By MELINDA WILLIAMS
Faced with making “tough” budget decisions, a Pulaski County supervisor is proposing reducing or eliminating funding to three health and human services organizations during the 2013-14 fiscal year.
During budget discussions Monday night, Massie District Supervisor Andy McCready proposed a 10 percent reduction in the county’s contribution to Pulaski Senior Center and the possible elimination of any contributions to Goodwill Industries of the Valleys and Brain Injury Services of Southwest Virginia.
McCready questioned whether the county should consider a reduction in its contribution to the senior center in light of a recent proposal by Pulaski Vice Mayor Joseph Goodman that the town reduce the center’s budget by going to a part-time director and using volunteers to help maintain the center’s current hours of operation.
If the town is looking at cutting its costs with regards to the center, McCready said the county might want to consider reducing its $21,000 contribution by 10 percent. This is the first year the county has provided any funds to help operate the center.
Supervisors Chairman Joe Sheffey said the center sends a quarterly report to the county showing the amount of usage by citizens living outside the town limits. He said it seems usage by county citizens has been “pretty consistent.”
McCready said he was just wondering if it would benefit the county if the town implements some cost savings at the senior center, on Washington Avenue, across from Pulaski Post Office. He told County Administrator Pete Huber he would like to provide a “prorated amount” or adjust the contribution by “10 percent or so.”
As for Goodwill, McCready questioned why Pulaski County should consider providing $8,900 in funding to the agency in the coming year when most other localities do not provide any. Goodwill requested $10,000, but staff recommended a reduction.
Huber said Goodwill is basing the figure on service it provides to county citizens.
McCready pointed out Goodwill has contracts valued at over $1 million. He said transportation of workers used to be paid by the Community Services Board, so “I don’t want to be double paying them.”
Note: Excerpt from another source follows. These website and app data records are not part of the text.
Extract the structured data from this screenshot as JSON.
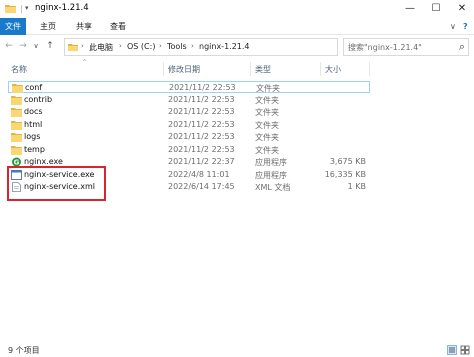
{
  "window": {
    "title": "nginx-1.21.4",
    "quick_access_arrow": "▾",
    "controls": {
      "minimize": "—",
      "maximize": "☐",
      "close": "✕"
    }
  },
  "ribbon": {
    "tabs": [
      "文件",
      "主页",
      "共享",
      "查看"
    ],
    "collapse": "∨",
    "help": "?"
  },
  "nav": {
    "back": "←",
    "forward": "→",
    "recent": "∨",
    "up": "↑",
    "breadcrumb": [
      "此电脑",
      "OS (C:)",
      "Tools",
      "nginx-1.21.4"
    ],
    "separator": "›",
    "dropdown": "∨",
    "refresh": "⟳",
    "search_placeholder": "搜索\"nginx-1.21.4\"",
    "search_icon": "⌕"
  },
  "columns": {
    "name": "名称",
    "date": "修改日期",
    "type": "类型",
    "size": "大小",
    "sort_caret": "^"
  },
  "files": [
    {
      "name": "conf",
      "date": "2021/11/2 22:53",
      "type": "文件夹",
      "size": "",
      "icon": "folder-icon"
    },
    {
      "name": "contrib",
      "date": "2021/11/2 22:53",
      "type": "文件夹",
      "size": "",
      "icon": "folder-icon"
    },
    {
      "name": "docs",
      "date": "2021/11/2 22:53",
      "type": "文件夹",
      "size": "",
      "icon": "folder-icon"
    },
    {
      "name": "html",
      "date": "2021/11/2 22:53",
      "type": "文件夹",
      "size": "",
      "icon": "folder-icon"
    },
    {
      "name": "logs",
      "date": "2021/11/2 22:53",
      "type": "文件夹",
      "size": "",
      "icon": "folder-icon"
    },
    {
      "name": "temp",
      "date": "2021/11/2 22:53",
      "type": "文件夹",
      "size": "",
      "icon": "folder-icon"
    },
    {
      "name": "nginx.exe",
      "date": "2021/11/2 22:37",
      "type": "应用程序",
      "size": "3,675 KB",
      "icon": "nginx-app-icon"
    },
    {
      "name": "nginx-service.exe",
      "date": "2022/4/8 11:01",
      "type": "应用程序",
      "size": "16,335 KB",
      "icon": "exe-app-icon"
    },
    {
      "name": "nginx-service.xml",
      "date": "2022/6/14 17:45",
      "type": "XML 文档",
      "size": "1 KB",
      "icon": "xml-document-icon"
    }
  ],
  "status": {
    "count": "9 个项目"
  },
  "colors": {
    "folder": "#f8d775",
    "folder_dark": "#e3b542",
    "accent": "#1979ca",
    "highlight_box": "#d9232d",
    "selection_border": "#99d1ff",
    "nginx_green": "#1e9a3b"
  }
}
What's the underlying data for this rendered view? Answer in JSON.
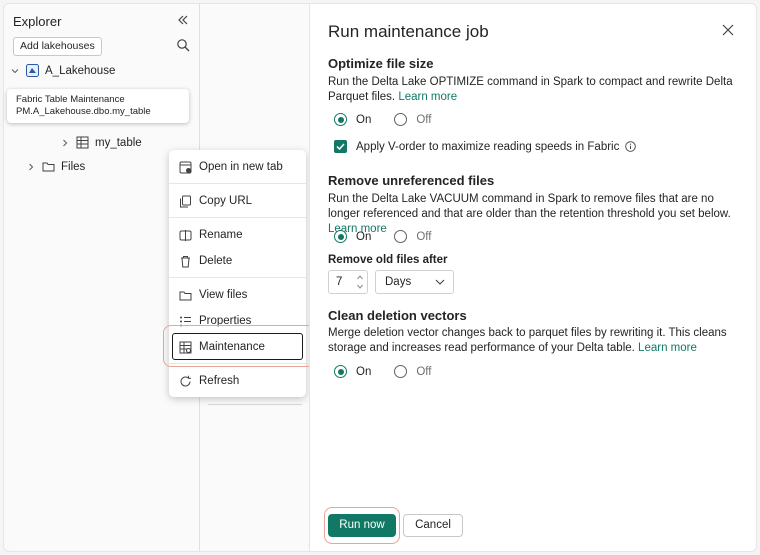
{
  "explorer": {
    "title": "Explorer",
    "add_button": "Add lakehouses",
    "lakehouse": "A_Lakehouse",
    "table": "my_table",
    "files": "Files",
    "tooltip_line1": "Fabric Table Maintenance",
    "tooltip_line2": "PM.A_Lakehouse.dbo.my_table"
  },
  "context_menu": {
    "items": [
      {
        "label": "Open in new tab",
        "icon": "open-new-tab-icon"
      },
      {
        "label": "Copy URL",
        "icon": "copy-icon"
      },
      {
        "label": "Rename",
        "icon": "rename-icon"
      },
      {
        "label": "Delete",
        "icon": "trash-icon"
      },
      {
        "label": "View files",
        "icon": "folder-icon"
      },
      {
        "label": "Properties",
        "icon": "properties-icon"
      },
      {
        "label": "Maintenance",
        "icon": "maintenance-icon"
      },
      {
        "label": "Refresh",
        "icon": "refresh-icon"
      }
    ]
  },
  "dialog": {
    "title": "Run maintenance job",
    "optimize": {
      "title": "Optimize file size",
      "desc": "Run the Delta Lake OPTIMIZE command in Spark to compact and rewrite Delta Parquet files.",
      "link": "Learn more",
      "on_label": "On",
      "off_label": "Off",
      "vorder_label": "Apply V-order to maximize reading speeds in Fabric"
    },
    "vacuum": {
      "title": "Remove unreferenced files",
      "desc": "Run the Delta Lake VACUUM command in Spark to remove files that are no longer referenced and that are older than the retention threshold you set below.",
      "link": "Learn more",
      "on_label": "On",
      "off_label": "Off",
      "retention_label": "Remove old files after",
      "retention_value": "7",
      "retention_unit": "Days"
    },
    "deletion": {
      "title": "Clean deletion vectors",
      "desc": "Merge deletion vector changes back to parquet files by rewriting it. This cleans storage and increases read performance of your Delta table.",
      "link": "Learn more",
      "on_label": "On",
      "off_label": "Off"
    },
    "run_button": "Run now",
    "cancel_button": "Cancel"
  },
  "colors": {
    "accent": "#117865",
    "highlight": "#e8a596"
  }
}
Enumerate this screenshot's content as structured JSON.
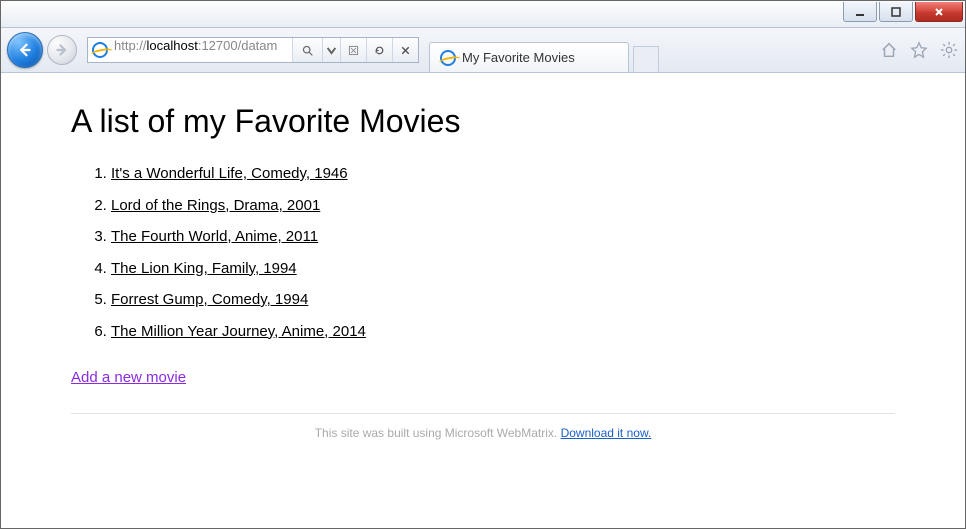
{
  "window": {
    "controls": {
      "minimize": "–",
      "maximize": "☐",
      "close": "✕"
    }
  },
  "toolbar": {
    "url_proto": "http://",
    "url_host": "localhost",
    "url_port": ":12700",
    "url_path": "/datam",
    "tab_title": "My Favorite Movies"
  },
  "page": {
    "heading": "A list of my Favorite Movies",
    "movies": [
      "It's a Wonderful Life, Comedy, 1946",
      "Lord of the Rings, Drama, 2001",
      "The Fourth World, Anime, 2011",
      "The Lion King, Family, 1994",
      "Forrest Gump, Comedy, 1994",
      "The Million Year Journey, Anime, 2014"
    ],
    "add_link": "Add a new movie",
    "footer_text": "This site was built using Microsoft WebMatrix. ",
    "footer_link": "Download it now."
  }
}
Assistant County Administrator Robert Hiss said the Commission on Children and Family reviewed human services funding requests and Goodwill was the one agency for which the commission would support a funding reduction or elimination.
“They pretty much say the same thing,” Hiss said of the Commission.
Finance Director Diane Newby said Montgomery County is the only other jurisdiction that funds Goodwill in the current budget. Montgomery’s contribution is about $18,000, she added.
“But they’ve asked for Giles County, Floyd County and the City of Radford (to provide funding) for next year,” she added.
“With all of the needs we have in our school system and capital program, I’m really having trouble with (funding) that one,” said McCready. He said he recommends cutting funding completely.
Rather than making a decision Monday night, Sheffey asked Huber to contact other jurisdictions to find out why they are not contributing to Goodwill.
Huber said he will also asked Goodwill officials what impact elimination of funds would have on the program.
McCready said Goodwill should be able to equate the funds to some county residents and “if they can’t, we shouldn’t be funding it.”
Huber said they have been able to point to citizens they were serving in the past.
The board agreed to allow staff to research the matter further before a decision is made.
McCready also suggested the supervisors consider reducing or eliminating funding for Brain Injury Services of Southwest Virginia that former Pulaski County residents Greg and Fran Rooker started as a result of a brain injury their son suffered.
Huber said the Rookers have grown the program over the years generating significant private funding as compared to public funding. He said the county funded $5,000 for the agency during the first few years in hopes other localities would start paying their share.
The proposed contribution has been reduced to $4,140 for the coming year.
Newby said Montgomery, Floyd and Radford have kicked in funds in the amounts of $800, $1,250 and $2,500 respectively. Hiss said the agency serves 11 Pulaski County clients.
Hiss said one of the considerations staff gave to agencies requesting funds was the amount of private fundraising they do compared to relying on government funding. He said he feels the more a nonprofit is soliciting private money rather than relying on government funding shows greater ownership and responsibility for their program.
However, McCready asked why Pulaski County is giving so much more than surrounding localities, particularly since some of them have a higher population.
Draper District Supervisor Dean Pratt said client load was the basis for funding in the past, but he isn’t sure how it is determined now.
Newby said the agency serves 13 clients from Montgomery County, 11 from Pulaski County, two from Giles County, one from Floyd County and six from Radford. She said the agency originally requested more funds from all of the localities and Pulaski County was initially the only locality providing funds.
Sheffey said it’s a good organization.
“We can always revisit what our fair share is,” Hiss suggested.
Pratt said it “might be a good idea” to do so.
McCready said he thinks the contribution needs to be reduced. He suggested staff evaluate the situation and determine what would be the appropriate amount of funding.
“We have a lot of tough decisions to make, so we have to look at every item,” McCready said.